Explore the Sport and Spectacle of Basketball Through History, Art, Photography and Campus Events
Sept. 13, 2012
AUSTIN, Texas — The sport of basketball has captivated the nation and the world for more than 120 years. This fall, a cross-campus collaboration at The University of Texas at Austin inspired by the 1891 "Original Rules of Basket Ball" document, captures the spirit and history of basketball from its humble beginnings in a Massachusetts YMCA to the grand spectacle of the modern NBA.
On view Sept. 16 through Jan. 13, 2013, the Blanton presents "The Rules of Basketball: Works by Paul Pfeiffer and James Naismith's 'Original Rules of Basket Ball,'" an exhibition of contemporary art by Paul Pfeiffer presented in conjunction with a special display of James Naismith's "Original Rules of Basket Ball" — the 1891 document that outlined the 13 original rules of the game. In 1891, Naismith, then a young teacher at a Massachusetts YMCA, developed the game of "basket ball" as an activity designed to alleviate the boredom of his indoor physical education classes. He devised the game with two peach baskets and a ball, and drafted an accompanying set of rules typed on two sheets of paper. On loan from Austin collectors Suzanne Deal Booth and David Booth, "The Rules" document outlines the fundamental structure of a game that would later become a national obsession — one that is explored in Pfeiffer's photographic and video work. Pfeiffer's body of artwork on basketball explores the phenomena and spectacle that surround the sport. Through eight photographs and six video installations, the artist re-frames the players, the ball and the architecture of the sports arena to underline the sublime potential of the sport and its metaphoric undertones. Visit the Blanton's website for more information about "The Rules of Basketball" exhibition and accompanying events and lectures.
From Sept. 18 through Dec. 9, the Ransom Center's display "Basketball: Power in Play" features 32 photographs from the 1940s through the 1960s from its New York Journal-American collection. The photographs depict various perspectives on the game, such as women in basketball, wheelchair basketball, the Harlem Globetrotters and training and techniques, as well as images of incredible shots and blunders.

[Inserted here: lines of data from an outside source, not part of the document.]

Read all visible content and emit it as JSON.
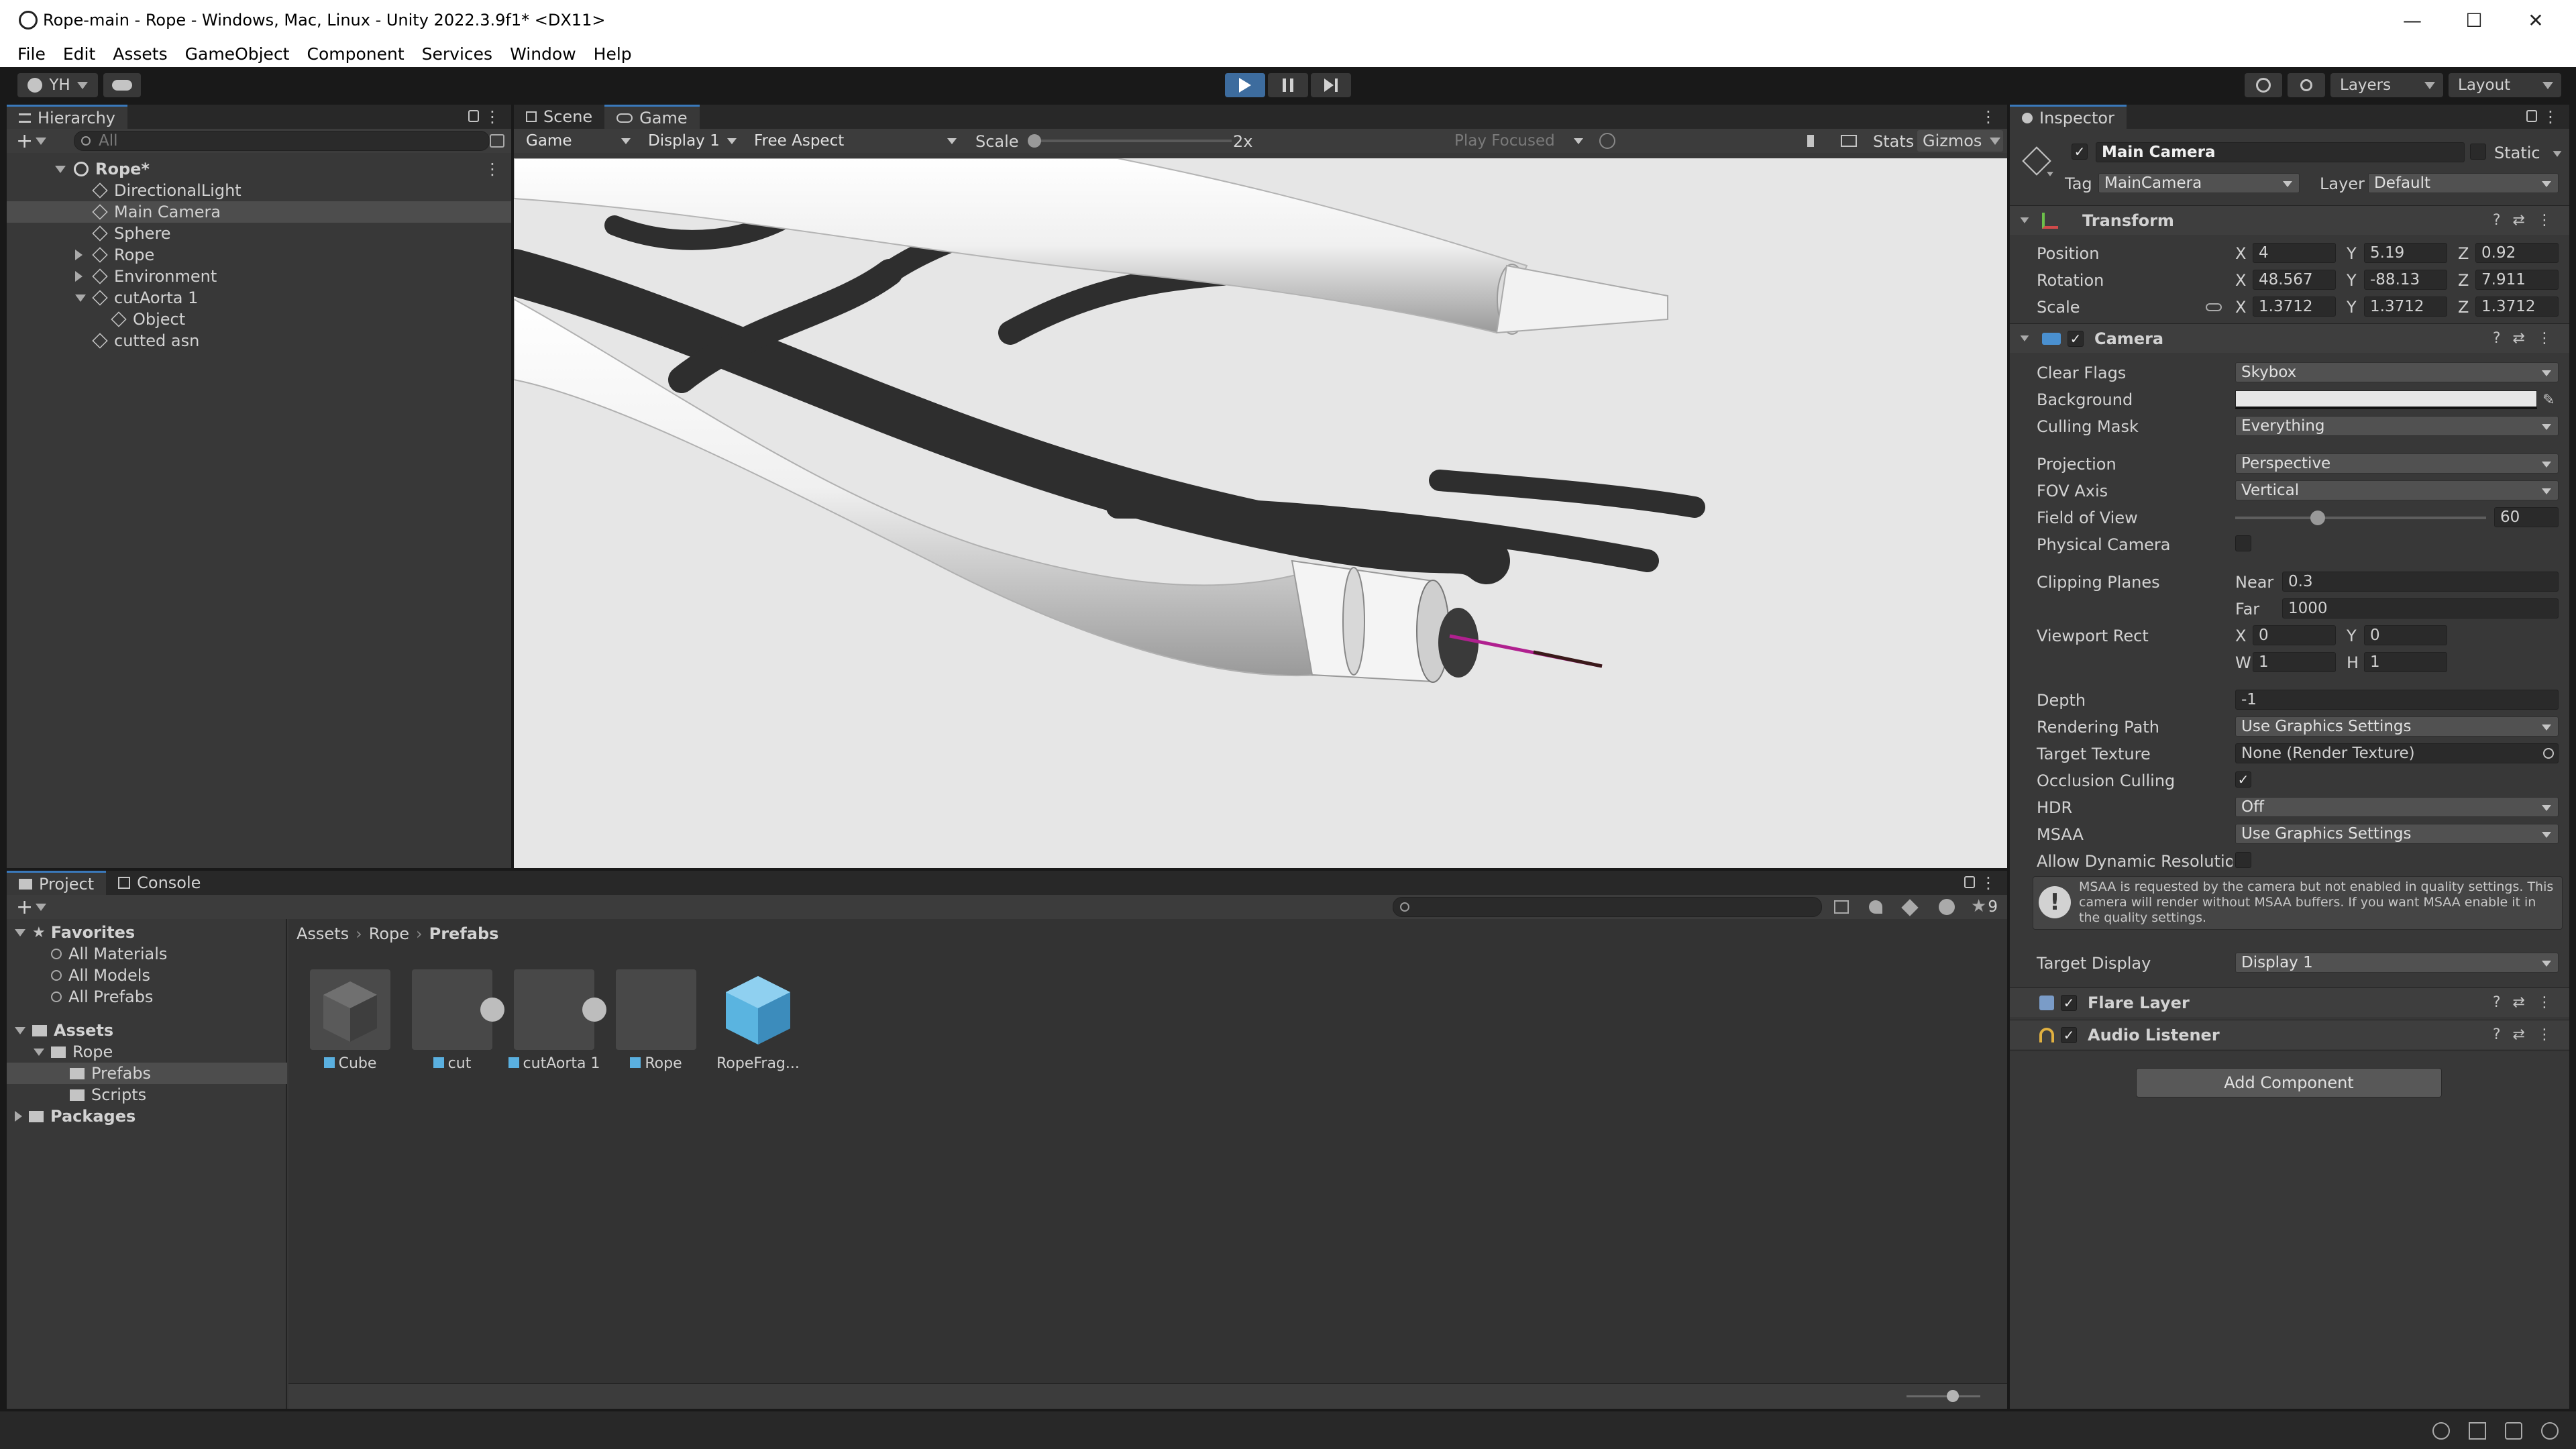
{
  "window": {
    "title": "Rope-main - Rope - Windows, Mac, Linux - Unity 2022.3.9f1* <DX11>",
    "controls": [
      "—",
      "☐",
      "✕"
    ]
  },
  "menu": [
    "File",
    "Edit",
    "Assets",
    "GameObject",
    "Component",
    "Services",
    "Window",
    "Help"
  ],
  "toolbar": {
    "account": "YH",
    "layers": "Layers",
    "layout": "Layout"
  },
  "hierarchy": {
    "tab": "Hierarchy",
    "search_placeholder": "All",
    "scene": "Rope*",
    "items": [
      {
        "label": "DirectionalLight",
        "depth": 1,
        "expand": "none"
      },
      {
        "label": "Main Camera",
        "depth": 1,
        "expand": "none",
        "selected": true
      },
      {
        "label": "Sphere",
        "depth": 1,
        "expand": "none"
      },
      {
        "label": "Rope",
        "depth": 1,
        "expand": "collapsed"
      },
      {
        "label": "Environment",
        "depth": 1,
        "expand": "collapsed"
      },
      {
        "label": "cutAorta 1",
        "depth": 1,
        "expand": "expanded"
      },
      {
        "label": "Object",
        "depth": 2,
        "expand": "none"
      },
      {
        "label": "cutted asn",
        "depth": 1,
        "expand": "none"
      }
    ]
  },
  "game": {
    "tabs": [
      "Scene",
      "Game"
    ],
    "active_tab": "Game",
    "mode": "Game",
    "display": "Display 1",
    "aspect": "Free Aspect",
    "scale_label": "Scale",
    "scale_value": "2x",
    "play_focused": "Play Focused",
    "stats": "Stats",
    "gizmos": "Gizmos"
  },
  "project": {
    "tabs": [
      "Project",
      "Console"
    ],
    "favorites_label": "Favorites",
    "favorites": [
      "All Materials",
      "All Models",
      "All Prefabs"
    ],
    "assets_label": "Assets",
    "tree": [
      "Rope",
      "Prefabs",
      "Scripts"
    ],
    "packages_label": "Packages",
    "breadcrumb": [
      "Assets",
      "Rope",
      "Prefabs"
    ],
    "hidden_count": "9",
    "assets": [
      "Cube",
      "cut",
      "cutAorta 1",
      "Rope",
      "RopeFrag..."
    ]
  },
  "inspector": {
    "tab": "Inspector",
    "object_name": "Main Camera",
    "static_label": "Static",
    "tag_label": "Tag",
    "tag_value": "MainCamera",
    "layer_label": "Layer",
    "layer_value": "Default",
    "transform": {
      "title": "Transform",
      "position": {
        "label": "Position",
        "x": "4",
        "y": "5.19",
        "z": "0.92"
      },
      "rotation": {
        "label": "Rotation",
        "x": "48.567",
        "y": "-88.13",
        "z": "7.911"
      },
      "scale": {
        "label": "Scale",
        "x": "1.3712",
        "y": "1.3712",
        "z": "1.3712"
      }
    },
    "camera": {
      "title": "Camera",
      "clear_flags": {
        "label": "Clear Flags",
        "value": "Skybox"
      },
      "background": {
        "label": "Background"
      },
      "culling_mask": {
        "label": "Culling Mask",
        "value": "Everything"
      },
      "projection": {
        "label": "Projection",
        "value": "Perspective"
      },
      "fov_axis": {
        "label": "FOV Axis",
        "value": "Vertical"
      },
      "fov": {
        "label": "Field of View",
        "value": "60",
        "slider_fraction": 0.33
      },
      "physical": {
        "label": "Physical Camera"
      },
      "clipping": {
        "label": "Clipping Planes",
        "near_label": "Near",
        "near": "0.3",
        "far_label": "Far",
        "far": "1000"
      },
      "viewport": {
        "label": "Viewport Rect",
        "x": "0",
        "y": "0",
        "w": "1",
        "h": "1"
      },
      "depth": {
        "label": "Depth",
        "value": "-1"
      },
      "rendering_path": {
        "label": "Rendering Path",
        "value": "Use Graphics Settings"
      },
      "target_texture": {
        "label": "Target Texture",
        "value": "None (Render Texture)"
      },
      "occlusion": {
        "label": "Occlusion Culling"
      },
      "hdr": {
        "label": "HDR",
        "value": "Off"
      },
      "msaa": {
        "label": "MSAA",
        "value": "Use Graphics Settings"
      },
      "dynamic_res": {
        "label": "Allow Dynamic Resolution"
      },
      "warning": "MSAA is requested by the camera but not enabled in quality settings. This camera will render without MSAA buffers. If you want MSAA enable it in the quality settings.",
      "target_display": {
        "label": "Target Display",
        "value": "Display 1"
      }
    },
    "flare_layer": "Flare Layer",
    "audio_listener": "Audio Listener",
    "add_component": "Add Component"
  },
  "colors": {
    "accent": "#3a79bb",
    "play_active": "#3d6c9e",
    "viewport_bg": "#e6e6e6",
    "line_pink": "#b0208f"
  }
}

The materials will be on view in the Ransom Center's lobby during exhibition gallery hours and in the third-floor Director's Gallery, Monday through Friday, 10 a.m. to 5 p.m.
The Stark Center will host a symposium during the fall semester about the history and cultural significance of the sport of basketball. The date and time of the symposium will be announced on the Stark Center’s website as soon as speakers are confirmed. Also on the Stark’s website, visit "An Evolution: Texas Women's Basketball."
High-resolution press images are available.
For more information, contact: Samantha Youngblood, School of Law, 512 232 1156; Jennifer Tisdale, Harry Ransom Center, email@example.com, 512-471-8949; Janice Todd, Stark Center, firstname.lastname@example.org, 512-471-0993.